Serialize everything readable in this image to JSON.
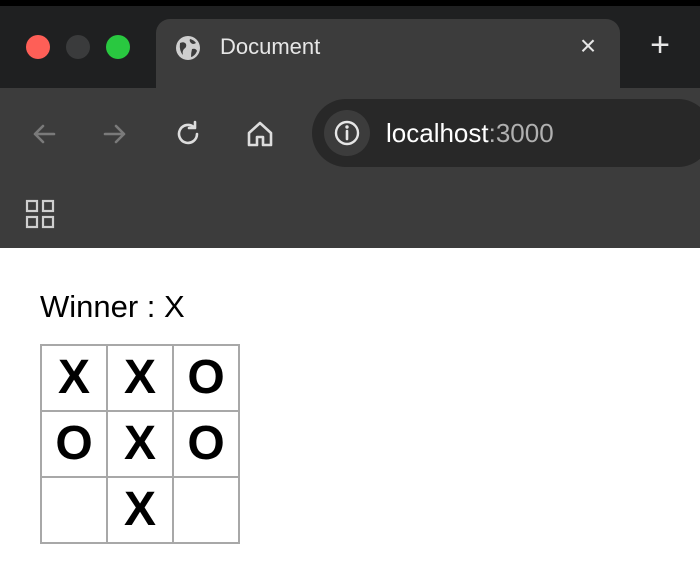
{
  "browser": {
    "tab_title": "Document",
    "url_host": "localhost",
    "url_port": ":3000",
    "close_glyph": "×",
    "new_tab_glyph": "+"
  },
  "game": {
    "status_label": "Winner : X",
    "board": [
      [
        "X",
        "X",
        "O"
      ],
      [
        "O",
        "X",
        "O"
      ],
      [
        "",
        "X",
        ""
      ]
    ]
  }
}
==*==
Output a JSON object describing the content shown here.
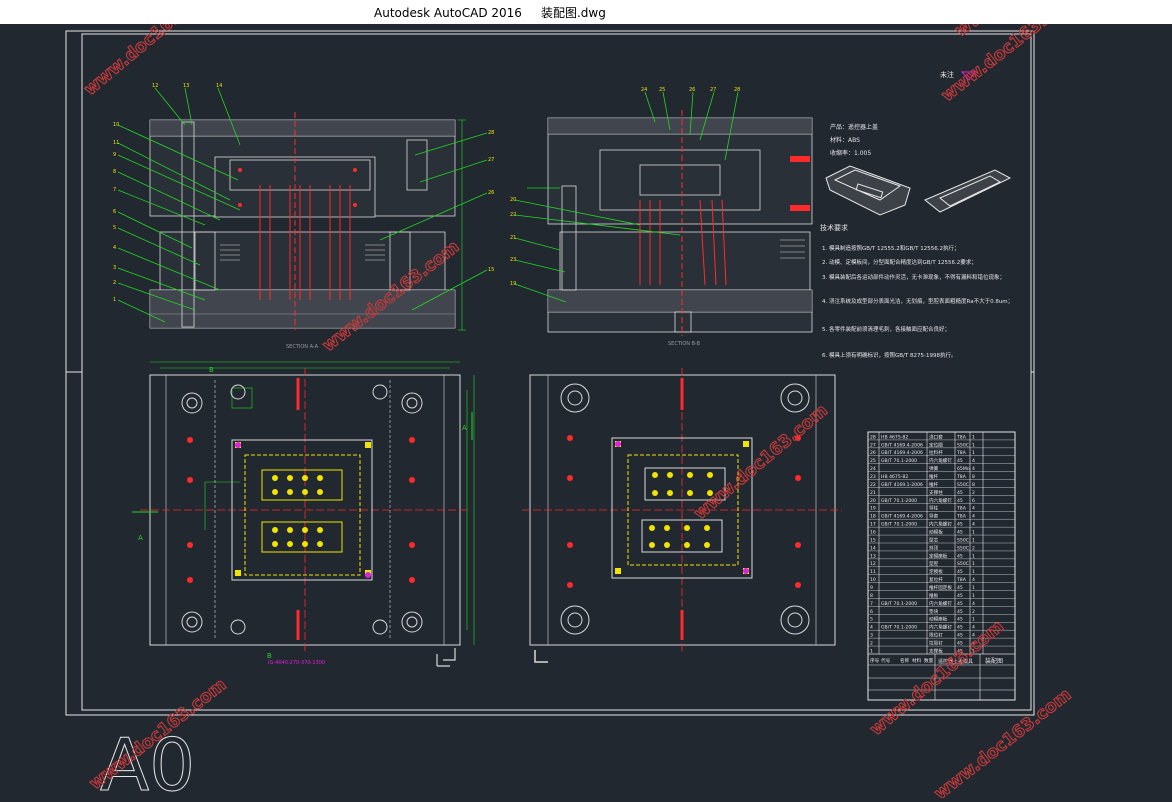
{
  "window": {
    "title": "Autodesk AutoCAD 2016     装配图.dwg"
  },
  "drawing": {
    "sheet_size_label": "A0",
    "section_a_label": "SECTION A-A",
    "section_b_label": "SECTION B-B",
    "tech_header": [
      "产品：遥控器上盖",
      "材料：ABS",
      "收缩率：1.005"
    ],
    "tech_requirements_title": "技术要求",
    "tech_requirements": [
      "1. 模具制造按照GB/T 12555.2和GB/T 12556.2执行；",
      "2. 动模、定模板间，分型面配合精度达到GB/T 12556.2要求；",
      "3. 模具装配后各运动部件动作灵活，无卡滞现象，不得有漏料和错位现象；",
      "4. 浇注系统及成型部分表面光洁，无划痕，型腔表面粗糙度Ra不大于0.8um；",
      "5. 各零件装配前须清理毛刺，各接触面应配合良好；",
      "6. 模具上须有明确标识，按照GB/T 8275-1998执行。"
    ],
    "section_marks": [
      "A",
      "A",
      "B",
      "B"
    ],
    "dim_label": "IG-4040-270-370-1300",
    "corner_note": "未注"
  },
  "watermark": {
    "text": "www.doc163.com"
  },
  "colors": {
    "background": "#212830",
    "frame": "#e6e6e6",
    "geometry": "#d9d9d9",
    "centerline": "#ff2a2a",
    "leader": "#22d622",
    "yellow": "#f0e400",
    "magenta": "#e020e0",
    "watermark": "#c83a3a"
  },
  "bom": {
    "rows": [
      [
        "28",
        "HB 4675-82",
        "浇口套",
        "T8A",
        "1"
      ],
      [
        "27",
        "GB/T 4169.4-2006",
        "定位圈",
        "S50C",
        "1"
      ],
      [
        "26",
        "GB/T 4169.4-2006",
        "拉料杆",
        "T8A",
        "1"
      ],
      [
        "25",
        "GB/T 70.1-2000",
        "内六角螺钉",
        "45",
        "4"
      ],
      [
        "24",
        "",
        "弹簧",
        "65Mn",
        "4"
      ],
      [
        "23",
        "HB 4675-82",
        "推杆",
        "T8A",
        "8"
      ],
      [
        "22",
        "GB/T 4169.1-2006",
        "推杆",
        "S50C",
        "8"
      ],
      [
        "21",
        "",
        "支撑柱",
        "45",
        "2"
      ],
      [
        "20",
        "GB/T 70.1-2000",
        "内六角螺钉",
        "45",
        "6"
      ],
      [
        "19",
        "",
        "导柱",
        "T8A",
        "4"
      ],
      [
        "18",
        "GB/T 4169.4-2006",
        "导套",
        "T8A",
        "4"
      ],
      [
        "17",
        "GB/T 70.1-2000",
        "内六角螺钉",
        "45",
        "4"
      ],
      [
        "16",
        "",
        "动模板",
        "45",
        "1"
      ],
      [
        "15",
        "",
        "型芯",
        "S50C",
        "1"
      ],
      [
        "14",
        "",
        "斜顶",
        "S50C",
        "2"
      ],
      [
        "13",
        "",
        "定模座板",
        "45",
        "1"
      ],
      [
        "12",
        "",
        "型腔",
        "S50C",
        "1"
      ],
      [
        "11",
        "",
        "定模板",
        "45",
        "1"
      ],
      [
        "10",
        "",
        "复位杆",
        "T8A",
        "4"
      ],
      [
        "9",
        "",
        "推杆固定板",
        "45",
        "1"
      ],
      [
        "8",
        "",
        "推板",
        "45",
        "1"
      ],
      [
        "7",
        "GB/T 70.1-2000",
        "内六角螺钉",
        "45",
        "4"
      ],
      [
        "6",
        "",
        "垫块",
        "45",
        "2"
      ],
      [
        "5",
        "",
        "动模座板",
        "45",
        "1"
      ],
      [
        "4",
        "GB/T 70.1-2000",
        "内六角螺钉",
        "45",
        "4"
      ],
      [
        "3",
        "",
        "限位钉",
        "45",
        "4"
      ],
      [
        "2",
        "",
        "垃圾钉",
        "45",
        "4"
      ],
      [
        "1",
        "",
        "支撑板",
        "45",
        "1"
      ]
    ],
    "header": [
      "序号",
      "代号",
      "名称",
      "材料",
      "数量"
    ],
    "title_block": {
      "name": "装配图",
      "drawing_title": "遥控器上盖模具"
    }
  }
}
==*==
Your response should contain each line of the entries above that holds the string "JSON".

Serialize everything readable in this image to JSON.
Output a JSON object describing the content shown here.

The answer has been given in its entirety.